This question already has an answer here:
I'm not looking for how it's derrived. I'm wondering why it works out this way that doubling the speed quadrouples the KE.
Here's my thought process:
A car is moving down the road (ignoring air resistance and any other external force reliant on speed) at 10 m/s. To get to 20 m/s the engine should burn x amount of gas, containing x amount of energy. To do the same acceleration over again it should burn x gas again, resulting in 2x gas burned total and resulting in another 10 m/s increase in speed. This would leave it at 30 m/s.
Say the amount of gas burned to increase speed by 10 m/s is 100 energy units, and the car's mass is 2. Then increasing from 10 to 20 with ke = 1/2 mv2 should increase the KE by 100. Therefore from 20 to 30 it should also be 100, resulting in 200 total energy units and 2x gas burned. But using the equation and plugging in the same mass value with the total acceleration from 10 to 30 (30 -- 10 = 20 and plugging that in for v rather than 10) you get the total ke as 400 units rather than 200, but you theoretically should have still used 2x gas.
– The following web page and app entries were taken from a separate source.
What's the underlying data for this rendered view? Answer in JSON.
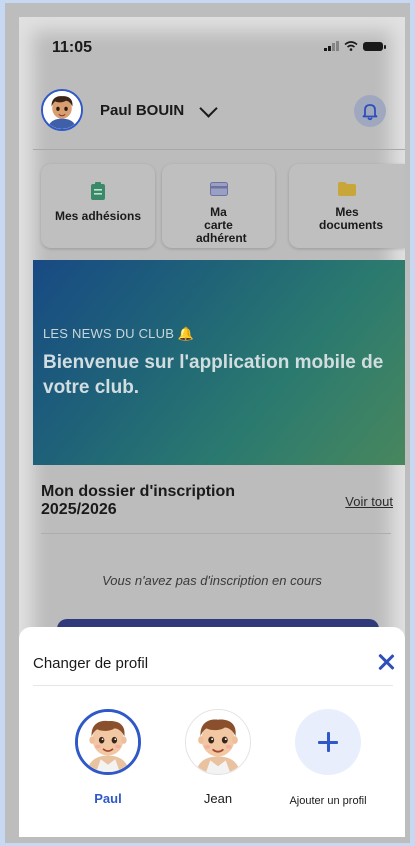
{
  "status": {
    "time": "11:05"
  },
  "header": {
    "user_name": "Paul BOUIN"
  },
  "quick_actions": [
    {
      "label": "Mes adhésions",
      "icon": "clipboard-icon"
    },
    {
      "label": "Ma carte adhérent",
      "icon": "card-icon"
    },
    {
      "label": "Mes documents",
      "icon": "folder-icon"
    }
  ],
  "news": {
    "kicker": "LES NEWS DU CLUB 🔔",
    "title": "Bienvenue sur l'application mobile de votre club."
  },
  "dossier": {
    "title": "Mon dossier d'inscription 2025/2026",
    "see_all": "Voir tout",
    "empty_message": "Vous n'avez pas d'inscription en cours"
  },
  "sheet": {
    "title": "Changer de profil",
    "profiles": [
      {
        "name": "Paul",
        "selected": true
      },
      {
        "name": "Jean",
        "selected": false
      }
    ],
    "add_label": "Ajouter un profil"
  },
  "colors": {
    "accent": "#2f58c9",
    "close": "#2f4fb8",
    "add_bg": "#e8eefb"
  }
}
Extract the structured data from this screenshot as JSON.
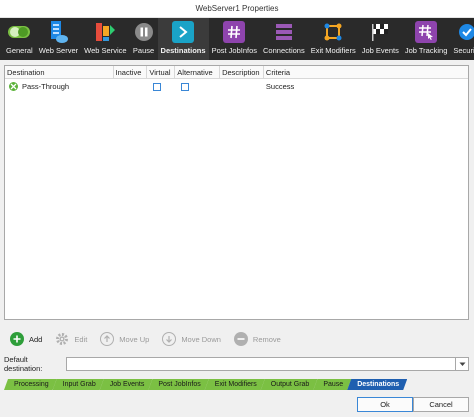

If someone could explain to me what the issue is in my reasoning and explain why speed is squared, that would be much appreciated.